Every record shown here needs to be repeated exactly.
___ AVAILABLE DATA
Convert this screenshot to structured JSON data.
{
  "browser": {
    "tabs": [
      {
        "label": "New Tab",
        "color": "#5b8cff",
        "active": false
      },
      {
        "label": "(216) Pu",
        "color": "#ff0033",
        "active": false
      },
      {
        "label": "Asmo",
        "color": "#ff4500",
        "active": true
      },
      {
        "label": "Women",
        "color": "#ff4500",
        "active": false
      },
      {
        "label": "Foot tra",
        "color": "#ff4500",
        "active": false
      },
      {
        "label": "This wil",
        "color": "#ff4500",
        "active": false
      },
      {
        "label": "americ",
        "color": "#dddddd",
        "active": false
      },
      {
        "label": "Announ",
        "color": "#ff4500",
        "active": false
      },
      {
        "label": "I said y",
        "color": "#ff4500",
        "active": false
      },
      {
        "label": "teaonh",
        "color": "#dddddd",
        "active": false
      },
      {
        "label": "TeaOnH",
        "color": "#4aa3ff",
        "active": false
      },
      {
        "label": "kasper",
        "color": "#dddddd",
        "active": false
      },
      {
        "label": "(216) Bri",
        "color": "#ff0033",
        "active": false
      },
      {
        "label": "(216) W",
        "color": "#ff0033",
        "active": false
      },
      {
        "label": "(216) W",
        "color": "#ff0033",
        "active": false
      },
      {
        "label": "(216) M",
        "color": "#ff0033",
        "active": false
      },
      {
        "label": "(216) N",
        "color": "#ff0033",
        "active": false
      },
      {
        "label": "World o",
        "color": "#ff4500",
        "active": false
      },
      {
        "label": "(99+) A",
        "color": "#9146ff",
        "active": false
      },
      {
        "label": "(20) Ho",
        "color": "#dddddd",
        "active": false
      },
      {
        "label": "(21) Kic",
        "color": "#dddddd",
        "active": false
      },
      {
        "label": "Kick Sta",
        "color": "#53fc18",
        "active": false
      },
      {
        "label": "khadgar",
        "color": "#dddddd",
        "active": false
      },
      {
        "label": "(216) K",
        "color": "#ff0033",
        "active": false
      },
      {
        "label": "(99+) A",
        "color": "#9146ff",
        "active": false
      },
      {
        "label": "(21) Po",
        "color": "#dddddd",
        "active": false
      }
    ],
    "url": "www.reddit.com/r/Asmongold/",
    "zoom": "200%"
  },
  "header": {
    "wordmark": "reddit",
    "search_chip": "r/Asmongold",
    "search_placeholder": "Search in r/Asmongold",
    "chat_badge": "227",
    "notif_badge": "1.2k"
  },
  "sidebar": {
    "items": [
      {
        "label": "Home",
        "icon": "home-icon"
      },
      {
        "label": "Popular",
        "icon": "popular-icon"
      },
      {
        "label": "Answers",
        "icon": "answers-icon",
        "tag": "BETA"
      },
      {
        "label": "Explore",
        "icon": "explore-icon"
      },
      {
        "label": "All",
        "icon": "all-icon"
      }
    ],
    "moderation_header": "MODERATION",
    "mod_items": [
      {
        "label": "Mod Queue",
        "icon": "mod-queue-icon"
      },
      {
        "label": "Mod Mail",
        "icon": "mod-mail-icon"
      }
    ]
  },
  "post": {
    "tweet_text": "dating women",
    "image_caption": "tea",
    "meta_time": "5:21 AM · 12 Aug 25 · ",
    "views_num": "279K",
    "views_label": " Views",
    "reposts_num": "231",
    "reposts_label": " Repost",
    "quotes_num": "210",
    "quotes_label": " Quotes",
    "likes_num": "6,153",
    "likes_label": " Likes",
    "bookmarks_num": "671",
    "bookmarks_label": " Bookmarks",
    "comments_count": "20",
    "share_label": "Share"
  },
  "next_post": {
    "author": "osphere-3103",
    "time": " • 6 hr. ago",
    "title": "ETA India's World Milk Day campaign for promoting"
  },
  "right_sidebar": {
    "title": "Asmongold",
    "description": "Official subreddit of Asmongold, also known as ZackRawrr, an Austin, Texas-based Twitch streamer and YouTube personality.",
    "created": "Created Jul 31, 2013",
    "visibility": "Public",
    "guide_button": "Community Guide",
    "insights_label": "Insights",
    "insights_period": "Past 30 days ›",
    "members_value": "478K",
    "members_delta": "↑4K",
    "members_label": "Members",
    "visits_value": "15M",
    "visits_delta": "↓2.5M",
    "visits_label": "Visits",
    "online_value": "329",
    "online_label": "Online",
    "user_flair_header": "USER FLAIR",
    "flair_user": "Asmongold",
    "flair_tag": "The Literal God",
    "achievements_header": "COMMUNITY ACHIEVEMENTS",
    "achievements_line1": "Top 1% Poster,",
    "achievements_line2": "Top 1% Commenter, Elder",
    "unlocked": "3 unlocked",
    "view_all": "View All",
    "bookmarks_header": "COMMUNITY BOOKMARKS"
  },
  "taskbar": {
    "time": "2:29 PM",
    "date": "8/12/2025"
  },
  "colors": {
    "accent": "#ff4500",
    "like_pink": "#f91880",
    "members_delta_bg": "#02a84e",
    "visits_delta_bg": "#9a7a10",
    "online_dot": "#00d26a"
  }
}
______
- [SOLUTION]:
Convert this screenshot to structured JSON data.
{
  "browser": {
    "tabs": [
      {
        "label": "New Tab",
        "color": "#5b8cff",
        "active": false
      },
      {
        "label": "(216) Pu",
        "color": "#ff0033",
        "active": false
      },
      {
        "label": "Asmo",
        "color": "#ff4500",
        "active": true
      },
      {
        "label": "Women",
        "color": "#ff4500",
        "active": false
      },
      {
        "label": "Foot tra",
        "color": "#ff4500",
        "active": false
      },
      {
        "label": "This wil",
        "color": "#ff4500",
        "active": false
      },
      {
        "label": "americ",
        "color": "#dddddd",
        "active": false
      },
      {
        "label": "Announ",
        "color": "#ff4500",
        "active": false
      },
      {
        "label": "I said y",
        "color": "#ff4500",
        "active": false
      },
      {
        "label": "teaonh",
        "color": "#dddddd",
        "active": false
      },
      {
        "label": "TeaOnH",
        "color": "#4aa3ff",
        "active": false
      },
      {
        "label": "kasper",
        "color": "#dddddd",
        "active": false
      },
      {
        "label": "(216) Bri",
        "color": "#ff0033",
        "active": false
      },
      {
        "label": "(216) W",
        "color": "#ff0033",
        "active": false
      },
      {
        "label": "(216) W",
        "color": "#ff0033",
        "active": false
      },
      {
        "label": "(216) M",
        "color": "#ff0033",
        "active": false
      },
      {
        "label": "(216) N",
        "color": "#ff0033",
        "active": false
      },
      {
        "label": "World o",
        "color": "#ff4500",
        "active": false
      },
      {
        "label": "(99+) A",
        "color": "#9146ff",
        "active": false
      },
      {
        "label": "(20) Ho",
        "color": "#dddddd",
        "active": false
      },
      {
        "label": "(21) Kic",
        "color": "#dddddd",
        "active": false
      },
      {
        "label": "Kick Sta",
        "color": "#53fc18",
        "active": false
      },
      {
        "label": "khadgar",
        "color": "#dddddd",
        "active": false
      },
      {
        "label": "(216) K",
        "color": "#ff0033",
        "active": false
      },
      {
        "label": "(99+) A",
        "color": "#9146ff",
        "active": false
      },
      {
        "label": "(21) Po",
        "color": "#dddddd",
        "active": false
      }
    ],
    "url": "www.reddit.com/r/Asmongold/",
    "zoom": "200%"
  },
  "header": {
    "wordmark": "reddit",
    "search_chip": "r/Asmongold",
    "search_placeholder": "Search in r/Asmongold",
    "chat_badge": "227",
    "notif_badge": "1.2k"
  },
  "sidebar": {
    "items": [
      {
        "label": "Home",
        "icon": "home-icon"
      },
      {
        "label": "Popular",
        "icon": "popular-icon"
      },
      {
        "label": "Answers",
        "icon": "answers-icon",
        "tag": "BETA"
      },
      {
        "label": "Explore",
        "icon": "explore-icon"
      },
      {
        "label": "All",
        "icon": "all-icon"
      }
    ],
    "moderation_header": "MODERATION",
    "mod_items": [
      {
        "label": "Mod Queue",
        "icon": "mod-queue-icon"
      },
      {
        "label": "Mod Mail",
        "icon": "mod-mail-icon"
      }
    ]
  },
  "post": {
    "tweet_text": "dating women",
    "image_caption": "tea",
    "meta_time": "5:21 AM · 12 Aug 25 · ",
    "views_num": "279K",
    "views_label": " Views",
    "reposts_num": "231",
    "reposts_label": " Repost",
    "quotes_num": "210",
    "quotes_label": " Quotes",
    "likes_num": "6,153",
    "likes_label": " Likes",
    "bookmarks_num": "671",
    "bookmarks_label": " Bookmarks",
    "comments_count": "20",
    "share_label": "Share"
  },
  "next_post": {
    "author": "osphere-3103",
    "time": " • 6 hr. ago",
    "title": "ETA India's World Milk Day campaign for promoting"
  },
  "right_sidebar": {
    "title": "Asmongold",
    "description": "Official subreddit of Asmongold, also known as ZackRawrr, an Austin, Texas-based Twitch streamer and YouTube personality.",
    "created": "Created Jul 31, 2013",
    "visibility": "Public",
    "guide_button": "Community Guide",
    "insights_label": "Insights",
    "insights_period": "Past 30 days ›",
    "members_value": "478K",
    "members_delta": "↑4K",
    "members_label": "Members",
    "visits_value": "15M",
    "visits_delta": "↓2.5M",
    "visits_label": "Visits",
    "online_value": "329",
    "online_label": "Online",
    "user_flair_header": "USER FLAIR",
    "flair_user": "Asmongold",
    "flair_tag": "The Literal God",
    "achievements_header": "COMMUNITY ACHIEVEMENTS",
    "achievements_line1": "Top 1% Poster,",
    "achievements_line2": "Top 1% Commenter, Elder",
    "unlocked": "3 unlocked",
    "view_all": "View All",
    "bookmarks_header": "COMMUNITY BOOKMARKS"
  },
  "taskbar": {
    "time": "2:29 PM",
    "date": "8/12/2025"
  },
  "colors": {
    "accent": "#ff4500",
    "like_pink": "#f91880",
    "members_delta_bg": "#02a84e",
    "visits_delta_bg": "#9a7a10",
    "online_dot": "#00d26a"
  }
}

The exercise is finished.